Website and app data records:
----
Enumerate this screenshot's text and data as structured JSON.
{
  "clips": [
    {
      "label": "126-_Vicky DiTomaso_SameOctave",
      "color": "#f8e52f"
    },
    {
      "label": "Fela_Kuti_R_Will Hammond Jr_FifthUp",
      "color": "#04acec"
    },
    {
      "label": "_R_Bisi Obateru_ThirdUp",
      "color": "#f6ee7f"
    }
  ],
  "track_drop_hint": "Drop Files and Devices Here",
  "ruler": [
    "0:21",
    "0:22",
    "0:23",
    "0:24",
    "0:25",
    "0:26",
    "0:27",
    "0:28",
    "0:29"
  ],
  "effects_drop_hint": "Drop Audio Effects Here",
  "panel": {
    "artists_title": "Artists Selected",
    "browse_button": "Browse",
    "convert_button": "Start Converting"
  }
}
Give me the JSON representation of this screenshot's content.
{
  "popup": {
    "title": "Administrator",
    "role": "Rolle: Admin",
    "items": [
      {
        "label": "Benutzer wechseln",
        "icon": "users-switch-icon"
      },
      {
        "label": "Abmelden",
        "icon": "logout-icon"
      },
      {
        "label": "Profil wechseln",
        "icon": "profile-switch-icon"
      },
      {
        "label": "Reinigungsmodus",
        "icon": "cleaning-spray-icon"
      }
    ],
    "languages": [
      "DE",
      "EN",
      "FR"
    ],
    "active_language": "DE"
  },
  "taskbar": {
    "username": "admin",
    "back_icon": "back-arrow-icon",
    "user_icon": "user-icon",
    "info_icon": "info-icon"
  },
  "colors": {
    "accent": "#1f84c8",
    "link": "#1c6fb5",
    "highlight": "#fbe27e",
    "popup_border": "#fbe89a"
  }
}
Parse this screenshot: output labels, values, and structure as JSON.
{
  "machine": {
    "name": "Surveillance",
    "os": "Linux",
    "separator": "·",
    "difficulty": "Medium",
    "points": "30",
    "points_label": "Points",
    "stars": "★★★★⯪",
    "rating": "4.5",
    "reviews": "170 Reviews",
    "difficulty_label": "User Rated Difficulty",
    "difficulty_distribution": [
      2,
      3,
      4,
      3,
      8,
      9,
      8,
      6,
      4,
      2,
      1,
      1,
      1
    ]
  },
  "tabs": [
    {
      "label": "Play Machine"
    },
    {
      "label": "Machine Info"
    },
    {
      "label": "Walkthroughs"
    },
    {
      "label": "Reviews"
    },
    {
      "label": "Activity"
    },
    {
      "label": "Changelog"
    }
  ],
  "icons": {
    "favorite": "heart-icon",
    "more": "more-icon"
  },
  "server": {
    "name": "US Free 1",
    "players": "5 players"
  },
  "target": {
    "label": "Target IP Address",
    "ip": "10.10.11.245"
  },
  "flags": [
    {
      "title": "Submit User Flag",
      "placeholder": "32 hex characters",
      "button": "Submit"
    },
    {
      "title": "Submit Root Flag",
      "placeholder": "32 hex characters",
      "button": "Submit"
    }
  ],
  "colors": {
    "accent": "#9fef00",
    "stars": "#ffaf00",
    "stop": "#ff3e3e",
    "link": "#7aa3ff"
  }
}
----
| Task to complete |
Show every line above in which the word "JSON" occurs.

| Task solution |
Enumerate this screenshot's text and data as structured JSON.
Give me the JSON representation of this screenshot's content.
Parse this screenshot: output labels, values, and structure as JSON.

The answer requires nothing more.